GIVEN ENTRIES Start Marker

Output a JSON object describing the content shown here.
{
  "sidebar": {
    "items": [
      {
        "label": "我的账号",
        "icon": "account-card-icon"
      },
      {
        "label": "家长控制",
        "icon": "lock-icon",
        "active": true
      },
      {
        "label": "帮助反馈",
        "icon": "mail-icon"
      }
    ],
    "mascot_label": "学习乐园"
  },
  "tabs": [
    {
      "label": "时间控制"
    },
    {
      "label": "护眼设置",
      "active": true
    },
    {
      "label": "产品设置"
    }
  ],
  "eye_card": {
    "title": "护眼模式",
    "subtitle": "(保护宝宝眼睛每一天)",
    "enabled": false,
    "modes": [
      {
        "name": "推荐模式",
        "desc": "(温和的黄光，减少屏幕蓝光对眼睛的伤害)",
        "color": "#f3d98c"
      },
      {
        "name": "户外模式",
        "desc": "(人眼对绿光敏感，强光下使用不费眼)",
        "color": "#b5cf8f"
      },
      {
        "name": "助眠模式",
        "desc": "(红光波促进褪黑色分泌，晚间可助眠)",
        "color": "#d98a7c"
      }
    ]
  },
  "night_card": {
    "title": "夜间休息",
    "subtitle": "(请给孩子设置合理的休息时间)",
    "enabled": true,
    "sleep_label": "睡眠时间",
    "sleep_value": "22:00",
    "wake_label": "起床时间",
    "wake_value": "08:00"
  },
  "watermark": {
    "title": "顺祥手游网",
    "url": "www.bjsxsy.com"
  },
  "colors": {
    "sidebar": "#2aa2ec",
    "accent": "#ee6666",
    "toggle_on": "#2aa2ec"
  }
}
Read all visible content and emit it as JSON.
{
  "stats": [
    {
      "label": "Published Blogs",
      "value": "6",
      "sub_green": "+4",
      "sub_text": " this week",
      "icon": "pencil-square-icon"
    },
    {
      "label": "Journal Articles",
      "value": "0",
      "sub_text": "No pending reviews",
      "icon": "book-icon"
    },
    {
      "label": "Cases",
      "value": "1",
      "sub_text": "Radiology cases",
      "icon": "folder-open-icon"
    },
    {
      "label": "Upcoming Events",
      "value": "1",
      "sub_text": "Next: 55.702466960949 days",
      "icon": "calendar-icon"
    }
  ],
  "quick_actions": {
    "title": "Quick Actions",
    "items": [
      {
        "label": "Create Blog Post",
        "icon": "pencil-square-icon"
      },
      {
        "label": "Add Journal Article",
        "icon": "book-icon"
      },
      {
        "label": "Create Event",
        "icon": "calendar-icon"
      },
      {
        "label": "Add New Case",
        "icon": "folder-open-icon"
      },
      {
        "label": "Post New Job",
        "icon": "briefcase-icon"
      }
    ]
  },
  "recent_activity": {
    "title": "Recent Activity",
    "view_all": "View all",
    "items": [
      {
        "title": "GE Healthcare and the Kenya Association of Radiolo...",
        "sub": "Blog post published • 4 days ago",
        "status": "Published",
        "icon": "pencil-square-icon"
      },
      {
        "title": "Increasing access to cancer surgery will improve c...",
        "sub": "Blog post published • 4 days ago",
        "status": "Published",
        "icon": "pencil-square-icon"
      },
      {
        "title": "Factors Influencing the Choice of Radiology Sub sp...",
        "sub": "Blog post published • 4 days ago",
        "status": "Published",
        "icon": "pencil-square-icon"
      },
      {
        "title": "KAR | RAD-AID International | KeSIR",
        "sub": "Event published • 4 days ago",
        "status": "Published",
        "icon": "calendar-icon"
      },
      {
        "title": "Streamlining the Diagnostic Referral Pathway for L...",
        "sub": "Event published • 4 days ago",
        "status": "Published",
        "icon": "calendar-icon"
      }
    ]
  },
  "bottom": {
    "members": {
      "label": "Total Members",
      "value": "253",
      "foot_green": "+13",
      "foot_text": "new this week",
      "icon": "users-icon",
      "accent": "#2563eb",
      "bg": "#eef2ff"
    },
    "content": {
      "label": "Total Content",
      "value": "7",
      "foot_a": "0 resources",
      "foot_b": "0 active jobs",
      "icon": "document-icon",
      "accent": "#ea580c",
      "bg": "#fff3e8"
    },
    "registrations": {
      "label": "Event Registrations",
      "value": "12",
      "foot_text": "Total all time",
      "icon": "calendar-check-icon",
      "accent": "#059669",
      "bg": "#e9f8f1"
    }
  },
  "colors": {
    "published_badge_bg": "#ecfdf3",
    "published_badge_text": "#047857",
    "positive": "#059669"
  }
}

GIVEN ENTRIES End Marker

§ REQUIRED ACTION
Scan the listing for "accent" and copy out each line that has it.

§ REPLY TO THE TASK
    "accent": "#ee6666",
      "accent": "#2563eb",
      "accent": "#ea580c",
      "accent": "#059669",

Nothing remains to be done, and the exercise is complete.